The claim raises a legal issue that frequently arises in adverse action cases. If Qantas was to withhold a bonus to a group of employees engaging in lawful protected action because of the harm caused by the action, it would no doubt argue that the fact the lawful protected action was taken had nothing to do with the decision to withhold the bonus. Instead they would argue it was the impact of the action that motivated the exercise of the discretion not to pay the bonus. It would then be up to the Court to discern whether the effect of industrial action could be sensibly disentangled from the action itself in determining what was in the mind of the decision-maker.
A secondary issue is whether the threat to withhold payment of a bonus, to which a discretion to pay is expressly predicated on satisfaction of certain conditions, can amount to adverse action. An employer takes adverse action against an employee if it discriminates between the employee and other employees. Is this discrimination or less favourable treatment of Qantas taking lawful industrial action because they are taking the action or because of the effect of it? It might be indirect discrimination in that striking Qantas employees are less likely to meet the condition – however it is not yet settled that the general protections provisions contemplate indirect discrimination.
A separate feature of the bonus is that it is expressed to be inclusive of any required superannuation contribution. Superannuation Guarantee contributions are deducted from the $2,000 or $1,500 bonus amount e.g. a full-time employee with a 10% superannuation contribution rate will receive a superannuation contribution of $181.82 and a gross cash payment of $1,818.18 less tax.
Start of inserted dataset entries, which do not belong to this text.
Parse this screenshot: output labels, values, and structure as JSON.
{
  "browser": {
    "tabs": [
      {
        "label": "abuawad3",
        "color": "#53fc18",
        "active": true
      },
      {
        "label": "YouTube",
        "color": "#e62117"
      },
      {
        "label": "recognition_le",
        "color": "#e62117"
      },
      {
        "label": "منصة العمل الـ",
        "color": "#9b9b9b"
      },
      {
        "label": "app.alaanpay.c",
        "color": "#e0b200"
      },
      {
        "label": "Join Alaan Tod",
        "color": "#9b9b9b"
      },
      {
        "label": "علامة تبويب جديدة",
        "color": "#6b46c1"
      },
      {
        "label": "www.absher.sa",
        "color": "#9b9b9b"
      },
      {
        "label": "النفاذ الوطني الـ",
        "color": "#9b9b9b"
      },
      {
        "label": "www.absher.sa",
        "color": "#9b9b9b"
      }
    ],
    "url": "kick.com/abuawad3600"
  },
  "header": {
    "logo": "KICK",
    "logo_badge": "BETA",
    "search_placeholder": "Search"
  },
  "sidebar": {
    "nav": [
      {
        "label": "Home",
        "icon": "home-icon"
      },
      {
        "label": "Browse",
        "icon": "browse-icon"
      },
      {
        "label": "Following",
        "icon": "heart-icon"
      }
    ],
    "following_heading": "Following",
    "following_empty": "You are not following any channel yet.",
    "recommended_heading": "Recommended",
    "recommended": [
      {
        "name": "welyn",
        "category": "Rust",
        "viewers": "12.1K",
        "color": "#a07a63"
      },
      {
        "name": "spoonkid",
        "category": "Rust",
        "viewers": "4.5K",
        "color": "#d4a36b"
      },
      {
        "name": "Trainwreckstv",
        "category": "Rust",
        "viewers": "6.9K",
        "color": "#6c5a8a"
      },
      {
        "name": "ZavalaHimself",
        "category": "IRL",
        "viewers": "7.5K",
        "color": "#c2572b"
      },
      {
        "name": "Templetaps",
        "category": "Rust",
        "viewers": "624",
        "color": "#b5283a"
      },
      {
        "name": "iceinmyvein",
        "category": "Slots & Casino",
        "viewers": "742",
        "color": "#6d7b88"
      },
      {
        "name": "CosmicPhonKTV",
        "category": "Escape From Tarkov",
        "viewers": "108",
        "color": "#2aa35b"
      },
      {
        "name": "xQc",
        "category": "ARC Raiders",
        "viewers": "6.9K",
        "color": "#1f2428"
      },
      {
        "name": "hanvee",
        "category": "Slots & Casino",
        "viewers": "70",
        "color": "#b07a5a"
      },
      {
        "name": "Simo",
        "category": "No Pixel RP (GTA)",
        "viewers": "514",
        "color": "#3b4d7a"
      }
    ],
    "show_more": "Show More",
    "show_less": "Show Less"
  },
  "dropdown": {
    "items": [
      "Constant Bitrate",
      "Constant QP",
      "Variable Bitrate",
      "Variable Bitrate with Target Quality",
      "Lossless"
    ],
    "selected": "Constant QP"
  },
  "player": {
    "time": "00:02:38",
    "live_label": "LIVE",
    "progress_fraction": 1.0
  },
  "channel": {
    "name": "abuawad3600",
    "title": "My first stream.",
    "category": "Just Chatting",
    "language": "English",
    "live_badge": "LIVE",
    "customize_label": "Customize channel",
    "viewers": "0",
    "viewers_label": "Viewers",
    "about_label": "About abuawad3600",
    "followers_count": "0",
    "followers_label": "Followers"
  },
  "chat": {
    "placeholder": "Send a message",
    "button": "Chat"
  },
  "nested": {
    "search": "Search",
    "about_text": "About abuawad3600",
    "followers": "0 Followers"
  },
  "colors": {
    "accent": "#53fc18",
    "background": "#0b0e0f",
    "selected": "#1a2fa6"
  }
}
Qantas asserts it can do this, despite the fact that a bonus cash payment is ordinary time earnings for the purposes of the Superannuation Guarantee (Administration) Act.
Arguably, if an employer states an employee will be eligible for a cash bonus of a certain amount and a decision is made to award that bonus, then Superannuation Guarantee contributions are payable on top of that amount, unless it is made expressly clear to the employee that the actual cash amount of the bonus will be grossed down to offset the SG liability.